RECORD EXTRACTS —
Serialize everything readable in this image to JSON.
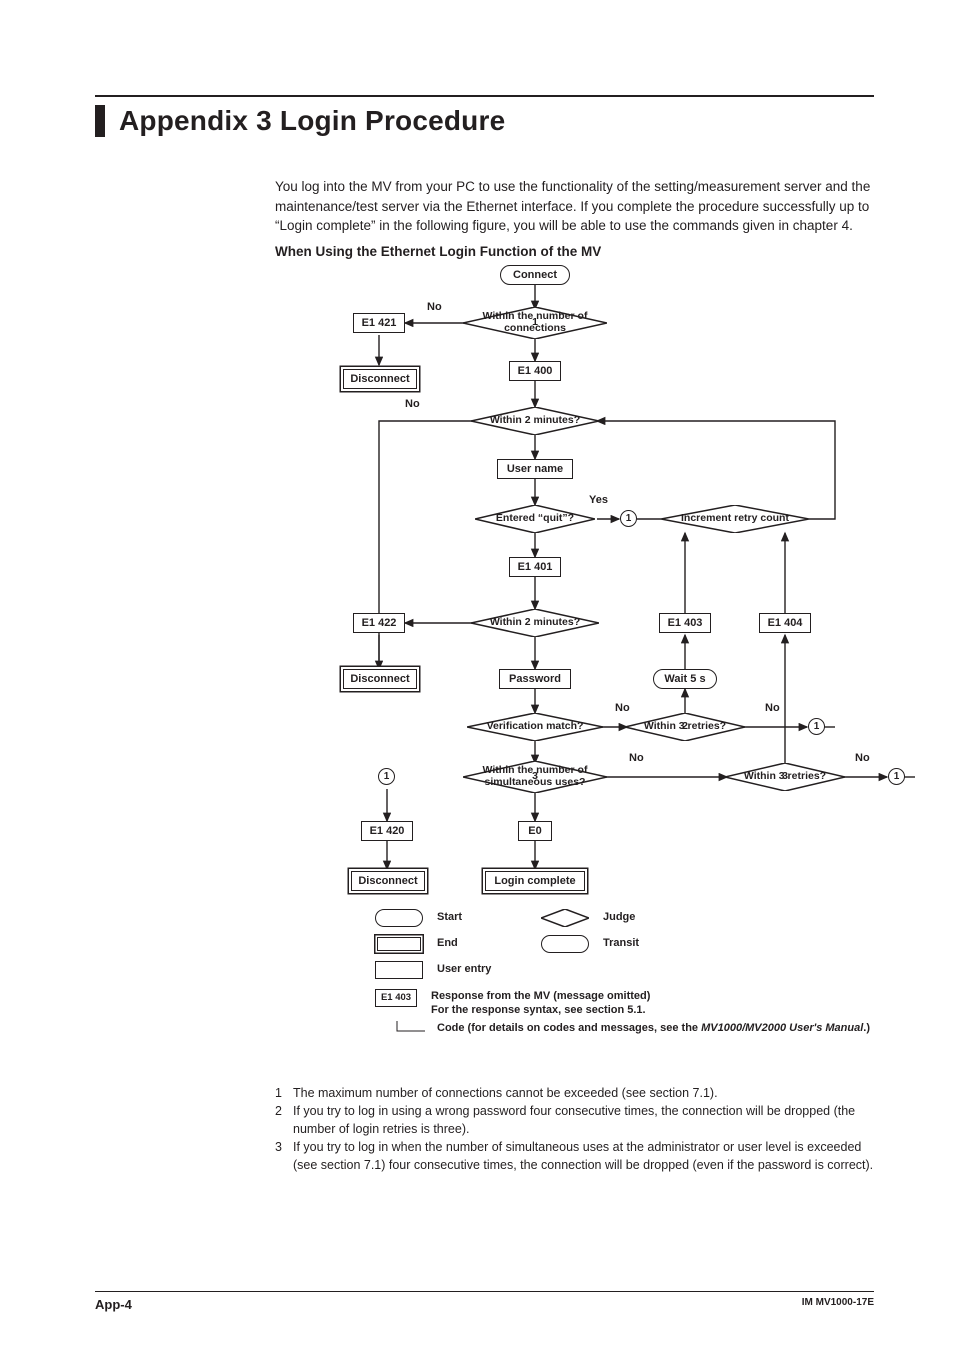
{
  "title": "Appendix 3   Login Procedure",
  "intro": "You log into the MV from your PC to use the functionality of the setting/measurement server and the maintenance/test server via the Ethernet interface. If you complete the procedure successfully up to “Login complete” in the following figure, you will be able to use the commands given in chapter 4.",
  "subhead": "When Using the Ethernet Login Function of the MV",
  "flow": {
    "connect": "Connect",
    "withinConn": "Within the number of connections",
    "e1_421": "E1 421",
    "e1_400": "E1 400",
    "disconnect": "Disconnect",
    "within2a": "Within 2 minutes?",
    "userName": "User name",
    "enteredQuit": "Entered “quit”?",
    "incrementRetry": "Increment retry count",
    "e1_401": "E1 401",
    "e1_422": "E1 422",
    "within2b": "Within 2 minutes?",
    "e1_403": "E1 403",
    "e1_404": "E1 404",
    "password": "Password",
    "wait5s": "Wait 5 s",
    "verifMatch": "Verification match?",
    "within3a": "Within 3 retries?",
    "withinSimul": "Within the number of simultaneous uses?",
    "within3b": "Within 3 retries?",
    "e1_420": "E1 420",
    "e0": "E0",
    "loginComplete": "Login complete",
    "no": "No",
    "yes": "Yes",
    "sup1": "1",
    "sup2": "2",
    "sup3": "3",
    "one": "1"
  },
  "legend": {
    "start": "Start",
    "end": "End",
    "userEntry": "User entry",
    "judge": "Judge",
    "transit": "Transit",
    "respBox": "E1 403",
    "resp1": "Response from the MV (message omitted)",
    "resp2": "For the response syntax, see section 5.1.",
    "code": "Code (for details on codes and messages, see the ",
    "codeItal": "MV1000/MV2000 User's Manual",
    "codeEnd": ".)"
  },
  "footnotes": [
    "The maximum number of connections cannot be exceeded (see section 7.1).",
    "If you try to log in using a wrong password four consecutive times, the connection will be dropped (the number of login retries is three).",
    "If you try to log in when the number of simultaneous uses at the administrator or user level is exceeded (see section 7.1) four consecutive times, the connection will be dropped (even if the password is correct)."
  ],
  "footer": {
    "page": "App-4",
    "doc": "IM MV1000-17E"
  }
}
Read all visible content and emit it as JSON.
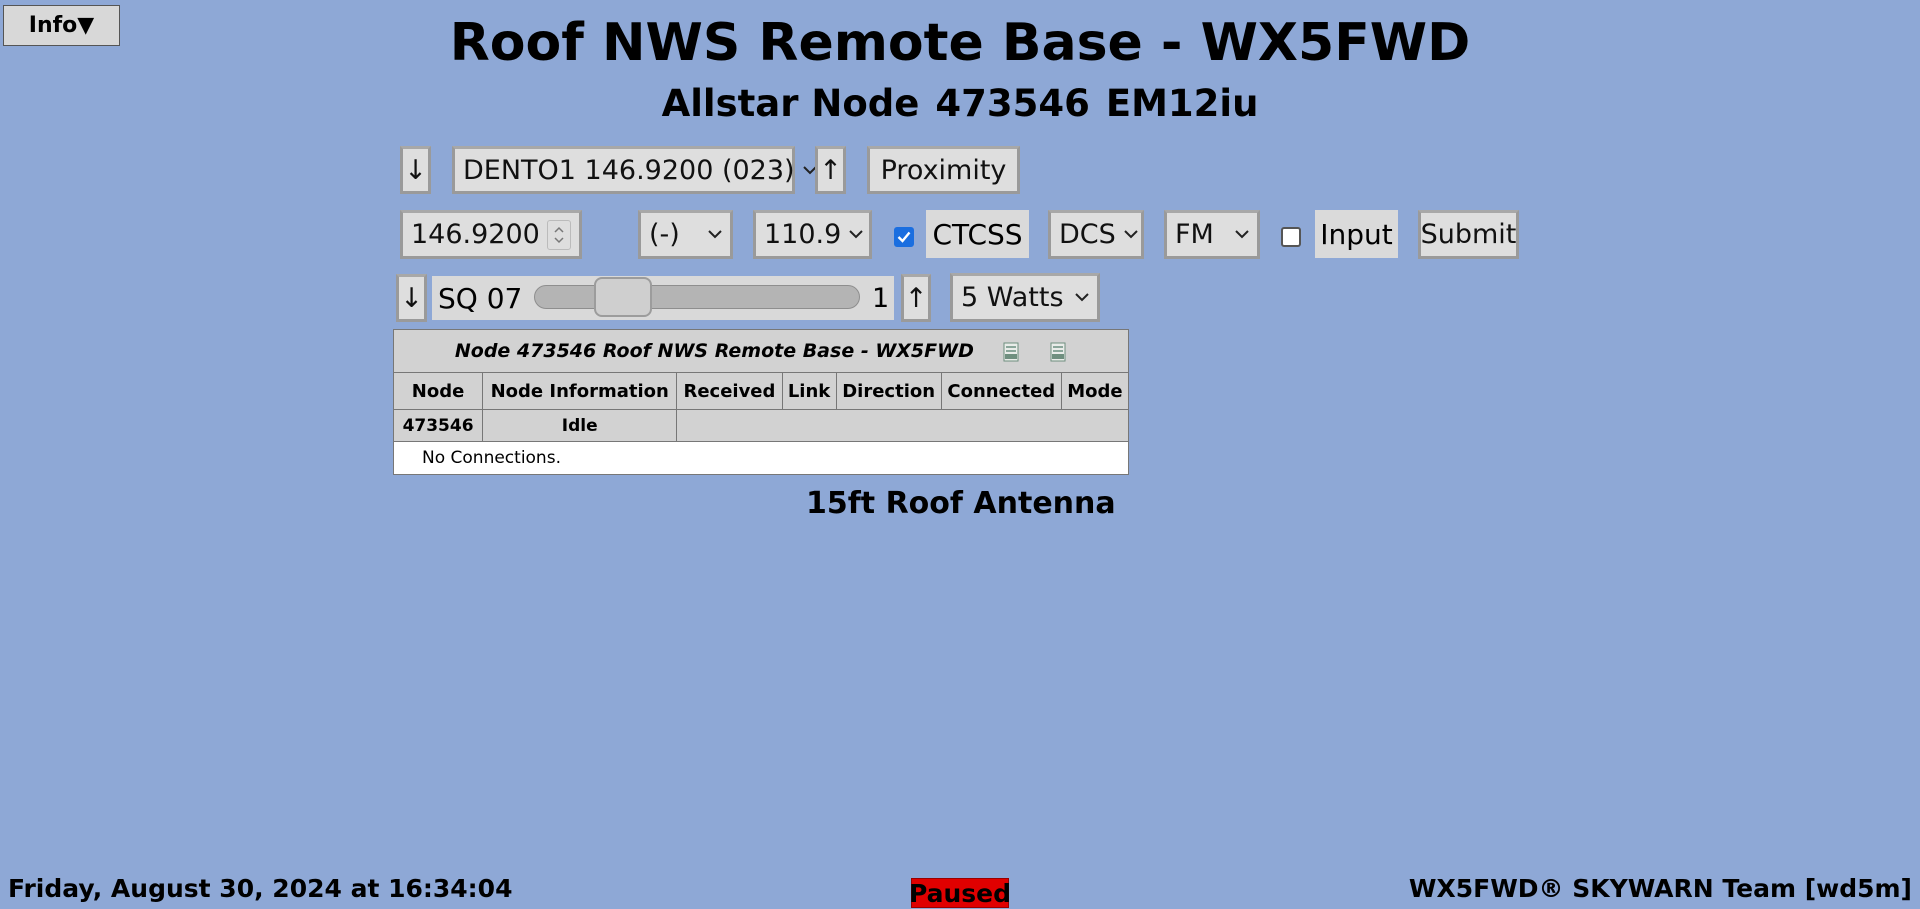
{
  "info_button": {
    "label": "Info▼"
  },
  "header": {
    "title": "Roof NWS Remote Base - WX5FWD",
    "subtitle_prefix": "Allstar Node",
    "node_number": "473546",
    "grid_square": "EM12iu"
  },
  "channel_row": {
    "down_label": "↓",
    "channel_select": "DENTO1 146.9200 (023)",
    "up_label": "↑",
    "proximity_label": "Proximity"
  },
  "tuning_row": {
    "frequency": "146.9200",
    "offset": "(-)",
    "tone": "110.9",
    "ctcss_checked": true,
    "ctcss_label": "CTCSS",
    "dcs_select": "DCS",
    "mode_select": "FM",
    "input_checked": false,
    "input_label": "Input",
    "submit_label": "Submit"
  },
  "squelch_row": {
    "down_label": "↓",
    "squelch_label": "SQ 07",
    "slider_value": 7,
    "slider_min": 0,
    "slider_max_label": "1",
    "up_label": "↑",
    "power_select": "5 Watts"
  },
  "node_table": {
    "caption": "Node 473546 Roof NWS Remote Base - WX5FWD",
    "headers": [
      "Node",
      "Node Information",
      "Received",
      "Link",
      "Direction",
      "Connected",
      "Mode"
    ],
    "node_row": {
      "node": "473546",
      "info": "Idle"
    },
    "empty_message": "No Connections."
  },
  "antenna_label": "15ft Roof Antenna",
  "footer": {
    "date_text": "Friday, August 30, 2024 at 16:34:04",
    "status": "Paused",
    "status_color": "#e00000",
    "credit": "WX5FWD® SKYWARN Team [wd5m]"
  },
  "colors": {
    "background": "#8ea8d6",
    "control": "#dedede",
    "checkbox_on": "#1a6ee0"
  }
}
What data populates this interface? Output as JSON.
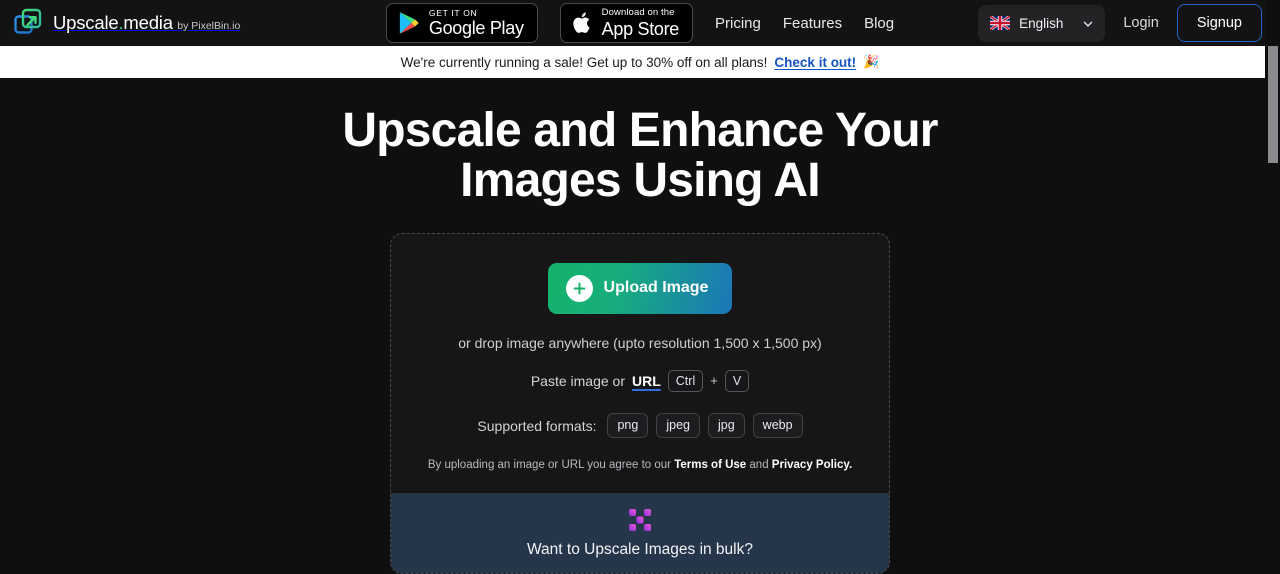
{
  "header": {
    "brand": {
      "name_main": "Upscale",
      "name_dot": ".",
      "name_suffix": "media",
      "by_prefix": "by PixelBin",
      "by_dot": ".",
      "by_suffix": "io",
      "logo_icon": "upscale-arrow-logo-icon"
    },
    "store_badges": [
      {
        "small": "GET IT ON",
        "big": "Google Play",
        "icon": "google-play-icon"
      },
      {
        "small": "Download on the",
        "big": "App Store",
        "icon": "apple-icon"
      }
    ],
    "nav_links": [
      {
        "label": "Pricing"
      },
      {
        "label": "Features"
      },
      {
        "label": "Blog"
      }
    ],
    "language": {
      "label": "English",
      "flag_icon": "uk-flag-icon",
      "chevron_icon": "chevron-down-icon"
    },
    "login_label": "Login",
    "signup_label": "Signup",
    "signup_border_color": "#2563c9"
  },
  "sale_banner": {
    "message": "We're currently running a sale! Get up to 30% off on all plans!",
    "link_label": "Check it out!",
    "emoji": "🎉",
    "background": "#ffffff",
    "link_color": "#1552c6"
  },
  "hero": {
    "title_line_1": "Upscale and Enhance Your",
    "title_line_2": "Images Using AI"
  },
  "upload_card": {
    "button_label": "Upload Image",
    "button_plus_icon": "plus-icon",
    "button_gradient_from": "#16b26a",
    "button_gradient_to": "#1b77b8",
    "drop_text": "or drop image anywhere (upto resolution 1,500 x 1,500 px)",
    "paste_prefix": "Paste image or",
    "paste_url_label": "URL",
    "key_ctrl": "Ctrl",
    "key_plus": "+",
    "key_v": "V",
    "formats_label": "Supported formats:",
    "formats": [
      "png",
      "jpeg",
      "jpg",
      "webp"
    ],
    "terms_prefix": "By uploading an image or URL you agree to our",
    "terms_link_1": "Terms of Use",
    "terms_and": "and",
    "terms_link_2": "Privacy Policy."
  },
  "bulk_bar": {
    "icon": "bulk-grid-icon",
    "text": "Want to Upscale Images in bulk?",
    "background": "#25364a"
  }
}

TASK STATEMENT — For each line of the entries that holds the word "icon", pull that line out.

RESULT OF THIS EXERCISE —
      "logo_icon": "upscale-arrow-logo-icon"
        "icon": "google-play-icon"
        "icon": "apple-icon"
      "flag_icon": "uk-flag-icon",
      "chevron_icon": "chevron-down-icon"
    "button_plus_icon": "plus-icon",
    "icon": "bulk-grid-icon",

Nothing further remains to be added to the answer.